**DATA IN THIS EXERCISE:**
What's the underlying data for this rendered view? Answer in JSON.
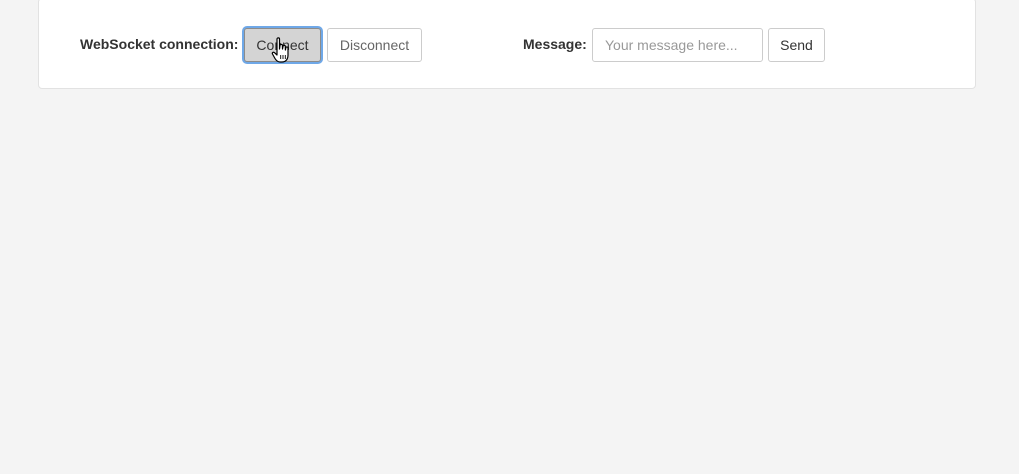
{
  "websocket": {
    "label": "WebSocket connection:",
    "connect_label": "Connect",
    "disconnect_label": "Disconnect"
  },
  "message": {
    "label": "Message:",
    "input_value": "",
    "input_placeholder": "Your message here...",
    "send_label": "Send"
  },
  "cursor": {
    "icon": "hand-pointer-icon"
  },
  "colors": {
    "background": "#f4f4f4",
    "panel": "#ffffff",
    "focus_ring": "#6fa8e8",
    "active_button": "#d4d4d4"
  }
}
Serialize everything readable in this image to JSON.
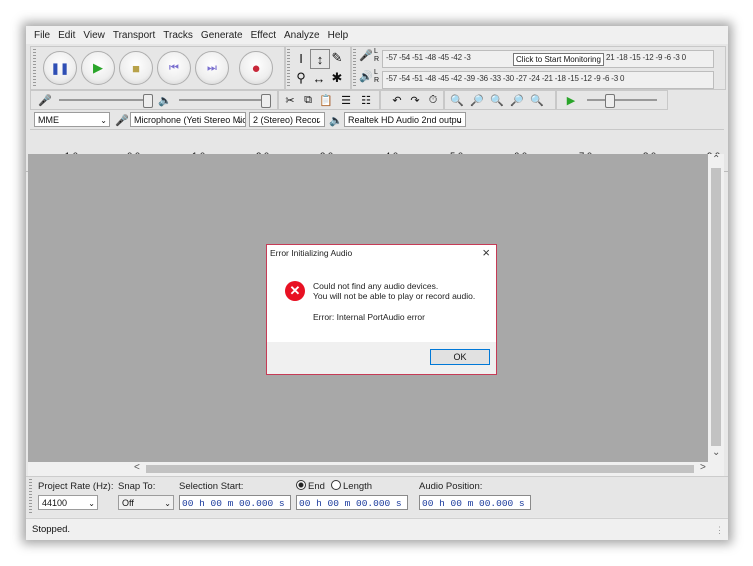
{
  "menu": [
    "File",
    "Edit",
    "View",
    "Transport",
    "Tracks",
    "Generate",
    "Effect",
    "Analyze",
    "Help"
  ],
  "meters": {
    "record_scale": "-57 -54 -51 -48 -45 -42 -3",
    "monitor_tip": "Click to Start Monitoring",
    "record_scale_tail": "21 -18 -15 -12 -9 -6 -3 0",
    "playback_scale": "-57 -54 -51 -48 -45 -42 -39 -36 -33 -30 -27 -24 -21 -18 -15 -12 -9 -6 -3 0",
    "channel_l": "L",
    "channel_r": "R"
  },
  "devices": {
    "host": "MME",
    "recording_device": "Microphone (Yeti Stereo Mic",
    "channels": "2 (Stereo) Recor",
    "playback_device": "Realtek HD Audio 2nd outpu"
  },
  "ruler": {
    "labels": [
      "- 1.0",
      "0.0",
      "1.0",
      "2.0",
      "3.0",
      "4.0",
      "5.0",
      "6.0",
      "7.0",
      "8.0",
      "9.0"
    ]
  },
  "selection_toolbar": {
    "project_rate_label": "Project Rate (Hz):",
    "project_rate_value": "44100",
    "snap_to_label": "Snap To:",
    "snap_to_value": "Off",
    "selection_start_label": "Selection Start:",
    "end_label": "End",
    "length_label": "Length",
    "audio_position_label": "Audio Position:",
    "selection_start_value": "00 h 00 m 00.000 s",
    "selection_end_value": "00 h 00 m 00.000 s",
    "audio_position_value": "00 h 00 m 00.000 s"
  },
  "status": "Stopped.",
  "dialog": {
    "title": "Error Initializing Audio",
    "line1": "Could not find any audio devices.",
    "line2": "You will not be able to play or record audio.",
    "line3": "Error: Internal PortAudio error",
    "ok_label": "OK"
  }
}
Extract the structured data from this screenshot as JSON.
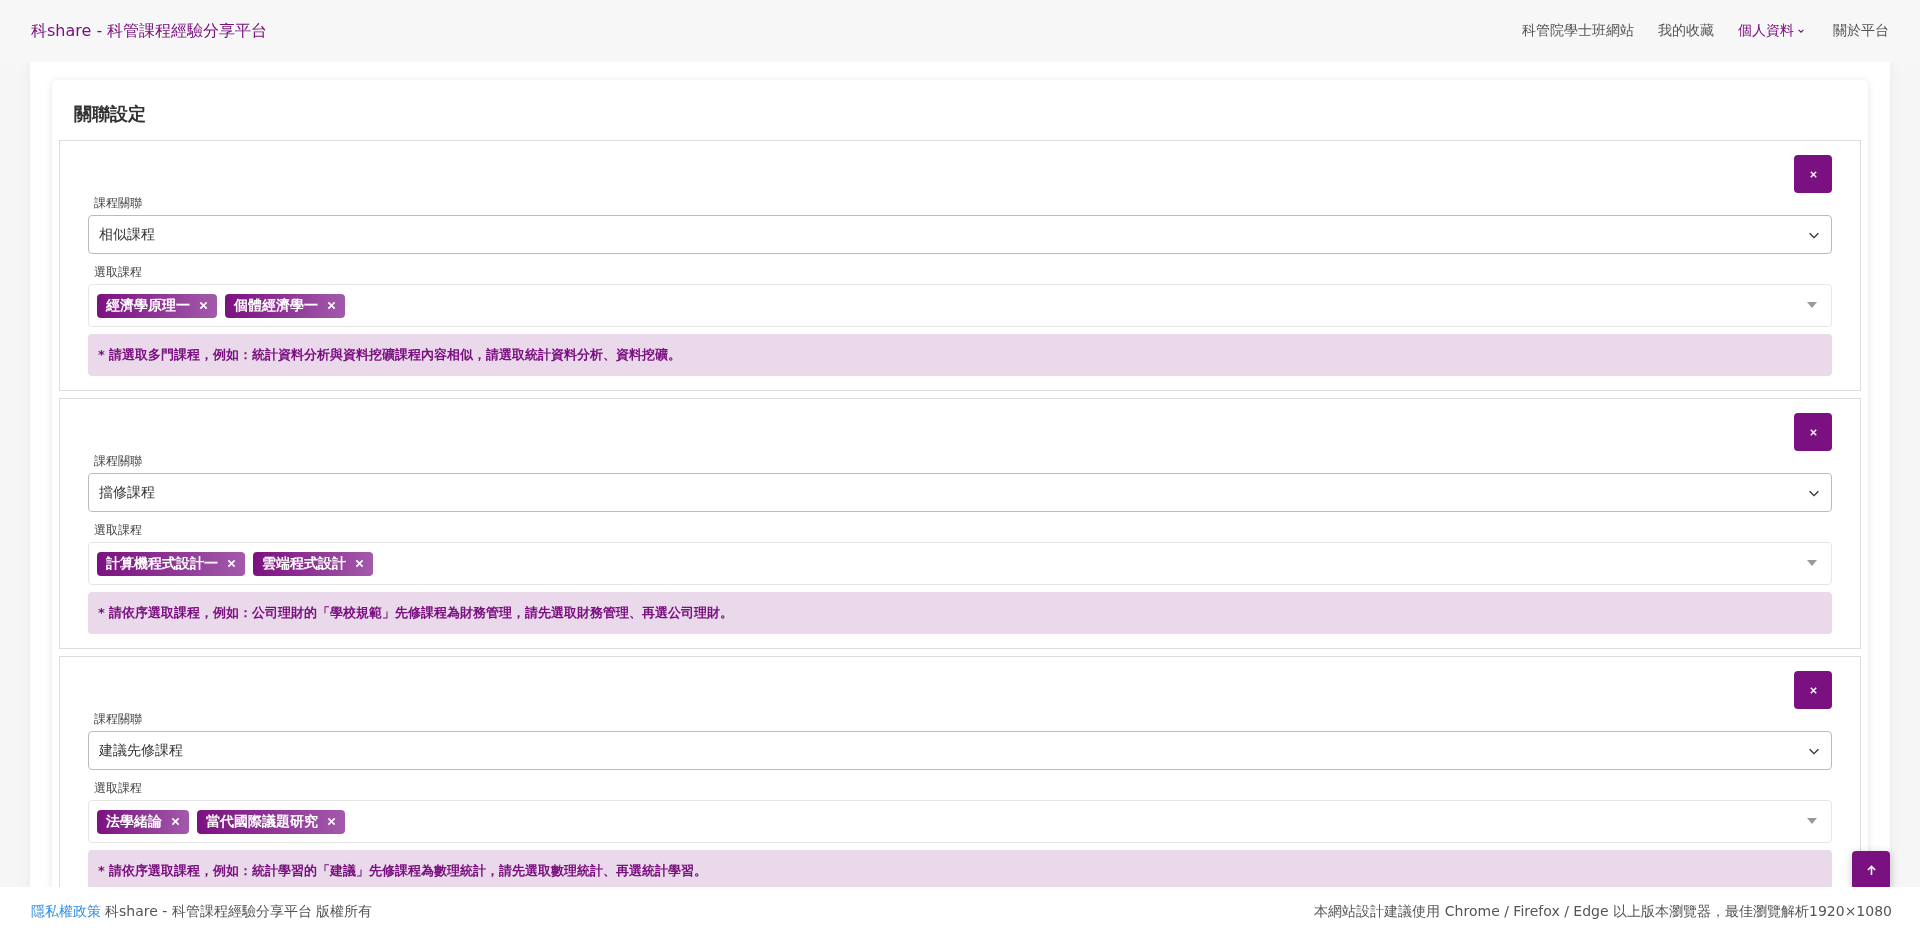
{
  "brand": "科share - 科管課程經驗分享平台",
  "nav": [
    {
      "label": "科管院學士班網站",
      "selected": false,
      "dropdown": false
    },
    {
      "label": "我的收藏",
      "selected": false,
      "dropdown": false
    },
    {
      "label": "個人資料",
      "selected": true,
      "dropdown": true
    },
    {
      "label": "關於平台",
      "selected": false,
      "dropdown": false
    }
  ],
  "card_title": "關聯設定",
  "groups": [
    {
      "relation_label": "課程關聯",
      "relation_value": "相似課程",
      "courses_label": "選取課程",
      "courses": [
        "經濟學原理一",
        "個體經濟學一"
      ],
      "hint": "* 請選取多門課程，例如：統計資料分析與資料挖礦課程內容相似，請選取統計資料分析、資料挖礦。"
    },
    {
      "relation_label": "課程關聯",
      "relation_value": "擋修課程",
      "courses_label": "選取課程",
      "courses": [
        "計算機程式設計一",
        "雲端程式設計"
      ],
      "hint": "* 請依序選取課程，例如：公司理財的「學校規範」先修課程為財務管理，請先選取財務管理、再選公司理財。"
    },
    {
      "relation_label": "課程關聯",
      "relation_value": "建議先修課程",
      "courses_label": "選取課程",
      "courses": [
        "法學緒論",
        "當代國際議題研究"
      ],
      "hint": "* 請依序選取課程，例如：統計學習的「建議」先修課程為數理統計，請先選取數理統計、再選統計學習。"
    }
  ],
  "footer": {
    "privacy_link": "隱私權政策",
    "copyright": "科share - 科管課程經驗分享平台 版權所有",
    "browser_note": "本網站設計建議使用 Chrome / Firefox / Edge 以上版本瀏覽器，最佳瀏覽解析1920×1080"
  }
}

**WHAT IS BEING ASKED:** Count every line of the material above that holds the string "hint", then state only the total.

**SOLUTION TO THIS TASK:** 3